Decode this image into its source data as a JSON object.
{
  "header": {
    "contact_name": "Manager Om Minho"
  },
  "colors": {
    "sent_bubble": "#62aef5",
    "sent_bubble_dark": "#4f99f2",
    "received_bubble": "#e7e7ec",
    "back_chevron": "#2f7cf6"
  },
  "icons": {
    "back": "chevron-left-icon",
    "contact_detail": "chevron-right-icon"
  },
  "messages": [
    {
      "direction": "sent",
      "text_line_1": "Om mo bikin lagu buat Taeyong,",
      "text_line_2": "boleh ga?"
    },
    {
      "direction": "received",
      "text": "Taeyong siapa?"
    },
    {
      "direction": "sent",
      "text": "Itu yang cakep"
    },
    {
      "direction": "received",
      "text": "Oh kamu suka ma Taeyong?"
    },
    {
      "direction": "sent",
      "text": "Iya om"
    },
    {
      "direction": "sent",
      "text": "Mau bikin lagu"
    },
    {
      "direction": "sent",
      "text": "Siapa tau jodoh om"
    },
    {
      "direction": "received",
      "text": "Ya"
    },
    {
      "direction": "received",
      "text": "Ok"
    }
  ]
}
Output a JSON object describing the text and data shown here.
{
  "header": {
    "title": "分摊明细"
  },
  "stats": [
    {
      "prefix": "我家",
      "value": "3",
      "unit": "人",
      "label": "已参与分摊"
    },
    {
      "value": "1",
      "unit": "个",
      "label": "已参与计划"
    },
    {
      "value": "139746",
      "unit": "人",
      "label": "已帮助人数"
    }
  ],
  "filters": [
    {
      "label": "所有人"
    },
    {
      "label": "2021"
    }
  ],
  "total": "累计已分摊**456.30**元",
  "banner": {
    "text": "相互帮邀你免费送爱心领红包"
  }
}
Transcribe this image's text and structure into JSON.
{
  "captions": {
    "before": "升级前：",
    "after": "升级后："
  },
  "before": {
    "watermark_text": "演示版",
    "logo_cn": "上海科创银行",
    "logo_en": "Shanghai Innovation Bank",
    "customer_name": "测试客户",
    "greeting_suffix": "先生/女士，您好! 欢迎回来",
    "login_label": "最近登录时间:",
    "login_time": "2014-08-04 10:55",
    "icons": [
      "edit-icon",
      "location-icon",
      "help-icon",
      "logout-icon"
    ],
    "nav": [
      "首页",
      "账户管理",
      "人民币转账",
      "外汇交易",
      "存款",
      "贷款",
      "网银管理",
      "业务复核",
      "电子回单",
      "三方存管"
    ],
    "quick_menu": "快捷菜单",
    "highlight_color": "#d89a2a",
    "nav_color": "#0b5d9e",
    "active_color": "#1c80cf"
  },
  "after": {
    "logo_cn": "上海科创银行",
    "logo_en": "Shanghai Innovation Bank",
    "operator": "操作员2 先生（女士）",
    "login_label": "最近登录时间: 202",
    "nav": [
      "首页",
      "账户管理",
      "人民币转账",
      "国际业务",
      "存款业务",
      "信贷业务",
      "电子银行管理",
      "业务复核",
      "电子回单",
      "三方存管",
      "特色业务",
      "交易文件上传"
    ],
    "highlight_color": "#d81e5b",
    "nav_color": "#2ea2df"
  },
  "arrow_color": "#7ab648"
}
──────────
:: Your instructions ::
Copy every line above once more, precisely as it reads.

:: Reply ::
Decode this image into its source data as a JSON object.
{
  "header": {
    "contact_name": "Manager Om Minho"
  },
  "colors": {
    "sent_bubble": "#62aef5",
    "sent_bubble_dark": "#4f99f2",
    "received_bubble": "#e7e7ec",
    "back_chevron": "#2f7cf6"
  },
  "icons": {
    "back": "chevron-left-icon",
    "contact_detail": "chevron-right-icon"
  },
  "messages": [
    {
      "direction": "sent",
      "text_line_1": "Om mo bikin lagu buat Taeyong,",
      "text_line_2": "boleh ga?"
    },
    {
      "direction": "received",
      "text": "Taeyong siapa?"
    },
    {
      "direction": "sent",
      "text": "Itu yang cakep"
    },
    {
      "direction": "received",
      "text": "Oh kamu suka ma Taeyong?"
    },
    {
      "direction": "sent",
      "text": "Iya om"
    },
    {
      "direction": "sent",
      "text": "Mau bikin lagu"
    },
    {
      "direction": "sent",
      "text": "Siapa tau jodoh om"
    },
    {
      "direction": "received",
      "text": "Ya"
    },
    {
      "direction": "received",
      "text": "Ok"
    }
  ]
}
Output a JSON object describing the text and data shown here.
{
  "header": {
    "title": "分摊明细"
  },
  "stats": [
    {
      "prefix": "我家",
      "value": "3",
      "unit": "人",
      "label": "已参与分摊"
    },
    {
      "value": "1",
      "unit": "个",
      "label": "已参与计划"
    },
    {
      "value": "139746",
      "unit": "人",
      "label": "已帮助人数"
    }
  ],
  "filters": [
    {
      "label": "所有人"
    },
    {
      "label": "2021"
    }
  ],
  "total": "累计已分摊**456.30**元",
  "banner": {
    "text": "相互帮邀你免费送爱心领红包"
  }
}
Transcribe this image's text and structure into JSON.
{
  "captions": {
    "before": "升级前：",
    "after": "升级后："
  },
  "before": {
    "watermark_text": "演示版",
    "logo_cn": "上海科创银行",
    "logo_en": "Shanghai Innovation Bank",
    "customer_name": "测试客户",
    "greeting_suffix": "先生/女士，您好! 欢迎回来",
    "login_label": "最近登录时间:",
    "login_time": "2014-08-04 10:55",
    "icons": [
      "edit-icon",
      "location-icon",
      "help-icon",
      "logout-icon"
    ],
    "nav": [
      "首页",
      "账户管理",
      "人民币转账",
      "外汇交易",
      "存款",
      "贷款",
      "网银管理",
      "业务复核",
      "电子回单",
      "三方存管"
    ],
    "quick_menu": "快捷菜单",
    "highlight_color": "#d89a2a",
    "nav_color": "#0b5d9e",
    "active_color": "#1c80cf"
  },
  "after": {
    "logo_cn": "上海科创银行",
    "logo_en": "Shanghai Innovation Bank",
    "operator": "操作员2 先生（女士）",
    "login_label": "最近登录时间: 202",
    "nav": [
      "首页",
      "账户管理",
      "人民币转账",
      "国际业务",
      "存款业务",
      "信贷业务",
      "电子银行管理",
      "业务复核",
      "电子回单",
      "三方存管",
      "特色业务",
      "交易文件上传"
    ],
    "highlight_color": "#d81e5b",
    "nav_color": "#2ea2df"
  },
  "arrow_color": "#7ab648"
}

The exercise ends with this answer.